● **WORK ORDER**:
Start to finish, return the listing below exactly, pictures excluded.

● **INFORMATION PROVIDED**:
****************

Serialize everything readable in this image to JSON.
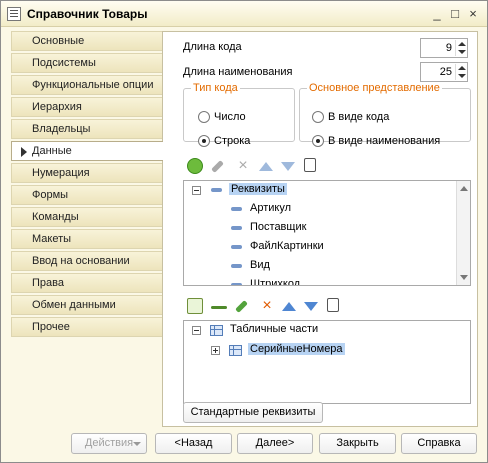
{
  "window": {
    "title": "Справочник Товары",
    "controls": [
      "_",
      "□",
      "×"
    ]
  },
  "tabs": [
    {
      "label": "Основные"
    },
    {
      "label": "Подсистемы"
    },
    {
      "label": "Функциональные опции"
    },
    {
      "label": "Иерархия"
    },
    {
      "label": "Владельцы"
    },
    {
      "label": "Данные",
      "active": true
    },
    {
      "label": "Нумерация"
    },
    {
      "label": "Формы"
    },
    {
      "label": "Команды"
    },
    {
      "label": "Макеты"
    },
    {
      "label": "Ввод на основании"
    },
    {
      "label": "Права"
    },
    {
      "label": "Обмен данными"
    },
    {
      "label": "Прочее"
    }
  ],
  "data_tab": {
    "code_length": {
      "label": "Длина кода",
      "value": "9"
    },
    "name_length": {
      "label": "Длина наименования",
      "value": "25"
    },
    "code_type": {
      "legend": "Тип кода",
      "options": [
        "Число",
        "Строка"
      ],
      "selected": "Строка"
    },
    "main_presentation": {
      "legend": "Основное представление",
      "options": [
        "В виде кода",
        "В виде наименования"
      ],
      "selected": "В виде наименования"
    },
    "attributes_tree": {
      "root": "Реквизиты",
      "items": [
        "Артикул",
        "Поставщик",
        "ФайлКартинки",
        "Вид",
        "Штрихкод"
      ]
    },
    "tabular_tree": {
      "root": "Табличные части",
      "items": [
        "СерийныеНомера"
      ]
    },
    "standard_attrs_button": "Стандартные реквизиты"
  },
  "footer": {
    "actions": "Действия",
    "back": "<Назад",
    "next": "Далее>",
    "close": "Закрыть",
    "help": "Справка"
  },
  "icons": {
    "add": "add-icon",
    "edit": "edit-icon",
    "delete": "delete-icon",
    "up": "move-up-icon",
    "down": "move-down-icon",
    "list": "list-icon"
  },
  "colors": {
    "window_bg": "#fbf8e6",
    "legend": "#e36b00",
    "selection": "#b7d3f3"
  }
}
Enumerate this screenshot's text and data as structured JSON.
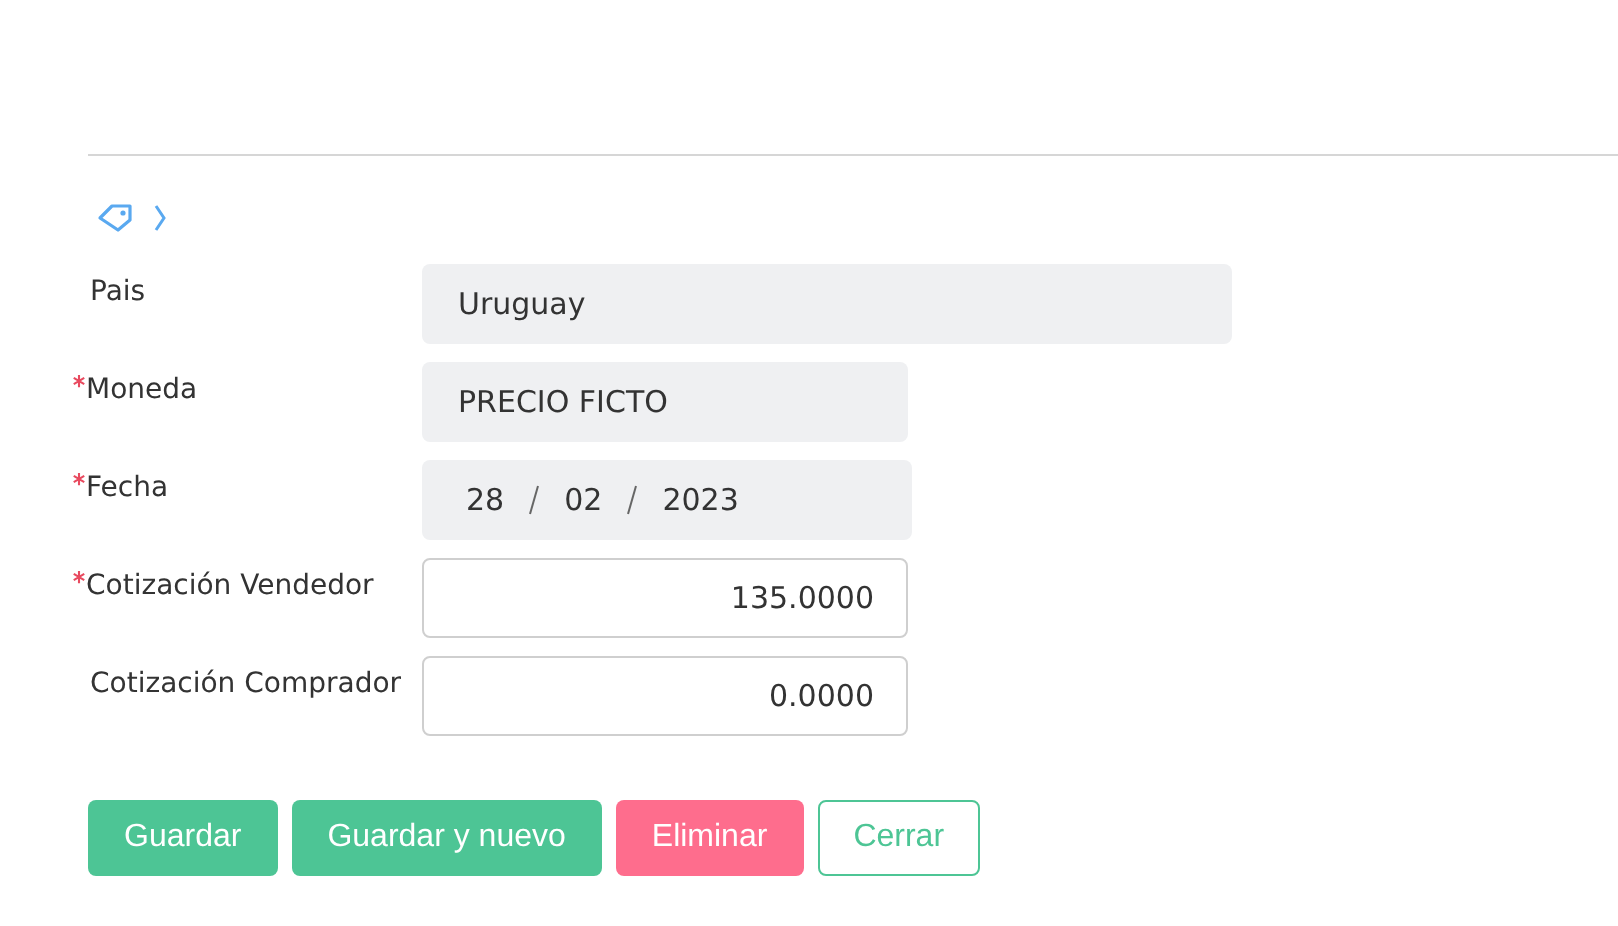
{
  "fields": [
    {
      "label": "Pais",
      "required": false,
      "kind": "readonly",
      "value": "Uruguay",
      "wide": true
    },
    {
      "label": "Moneda",
      "required": true,
      "kind": "readonly",
      "value": "PRECIO FICTO",
      "wide": false
    },
    {
      "label": "Fecha",
      "required": true,
      "kind": "date",
      "parts": [
        "28",
        "02",
        "2023"
      ]
    },
    {
      "label": "Cotización Vendedor",
      "required": true,
      "kind": "number",
      "value": "135.0000"
    },
    {
      "label": "Cotización Comprador",
      "required": false,
      "kind": "number",
      "value": "0.0000"
    }
  ],
  "buttons": [
    {
      "label": "Guardar",
      "kind": "primary"
    },
    {
      "label": "Guardar y nuevo",
      "kind": "primary"
    },
    {
      "label": "Eliminar",
      "kind": "danger"
    },
    {
      "label": "Cerrar",
      "kind": "outline"
    }
  ]
}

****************

● **RESPONSE AREA**:
Serialize everything readable in this image to JSON.
{
  "window": {
    "title": "Справочник Товары",
    "controls": [
      "_",
      "□",
      "×"
    ]
  },
  "tabs": [
    {
      "label": "Основные"
    },
    {
      "label": "Подсистемы"
    },
    {
      "label": "Функциональные опции"
    },
    {
      "label": "Иерархия"
    },
    {
      "label": "Владельцы"
    },
    {
      "label": "Данные",
      "active": true
    },
    {
      "label": "Нумерация"
    },
    {
      "label": "Формы"
    },
    {
      "label": "Команды"
    },
    {
      "label": "Макеты"
    },
    {
      "label": "Ввод на основании"
    },
    {
      "label": "Права"
    },
    {
      "label": "Обмен данными"
    },
    {
      "label": "Прочее"
    }
  ],
  "data_tab": {
    "code_length": {
      "label": "Длина кода",
      "value": "9"
    },
    "name_length": {
      "label": "Длина наименования",
      "value": "25"
    },
    "code_type": {
      "legend": "Тип кода",
      "options": [
        "Число",
        "Строка"
      ],
      "selected": "Строка"
    },
    "main_presentation": {
      "legend": "Основное представление",
      "options": [
        "В виде кода",
        "В виде наименования"
      ],
      "selected": "В виде наименования"
    },
    "attributes_tree": {
      "root": "Реквизиты",
      "items": [
        "Артикул",
        "Поставщик",
        "ФайлКартинки",
        "Вид",
        "Штрихкод"
      ]
    },
    "tabular_tree": {
      "root": "Табличные части",
      "items": [
        "СерийныеНомера"
      ]
    },
    "standard_attrs_button": "Стандартные реквизиты"
  },
  "footer": {
    "actions": "Действия",
    "back": "<Назад",
    "next": "Далее>",
    "close": "Закрыть",
    "help": "Справка"
  },
  "icons": {
    "add": "add-icon",
    "edit": "edit-icon",
    "delete": "delete-icon",
    "up": "move-up-icon",
    "down": "move-down-icon",
    "list": "list-icon"
  },
  "colors": {
    "window_bg": "#fbf8e6",
    "legend": "#e36b00",
    "selection": "#b7d3f3"
  }
}
Enumerate this screenshot's text and data as structured JSON.
{
  "fields": [
    {
      "label": "Pais",
      "required": false,
      "kind": "readonly",
      "value": "Uruguay",
      "wide": true
    },
    {
      "label": "Moneda",
      "required": true,
      "kind": "readonly",
      "value": "PRECIO FICTO",
      "wide": false
    },
    {
      "label": "Fecha",
      "required": true,
      "kind": "date",
      "parts": [
        "28",
        "02",
        "2023"
      ]
    },
    {
      "label": "Cotización Vendedor",
      "required": true,
      "kind": "number",
      "value": "135.0000"
    },
    {
      "label": "Cotización Comprador",
      "required": false,
      "kind": "number",
      "value": "0.0000"
    }
  ],
  "buttons": [
    {
      "label": "Guardar",
      "kind": "primary"
    },
    {
      "label": "Guardar y nuevo",
      "kind": "primary"
    },
    {
      "label": "Eliminar",
      "kind": "danger"
    },
    {
      "label": "Cerrar",
      "kind": "outline"
    }
  ]
}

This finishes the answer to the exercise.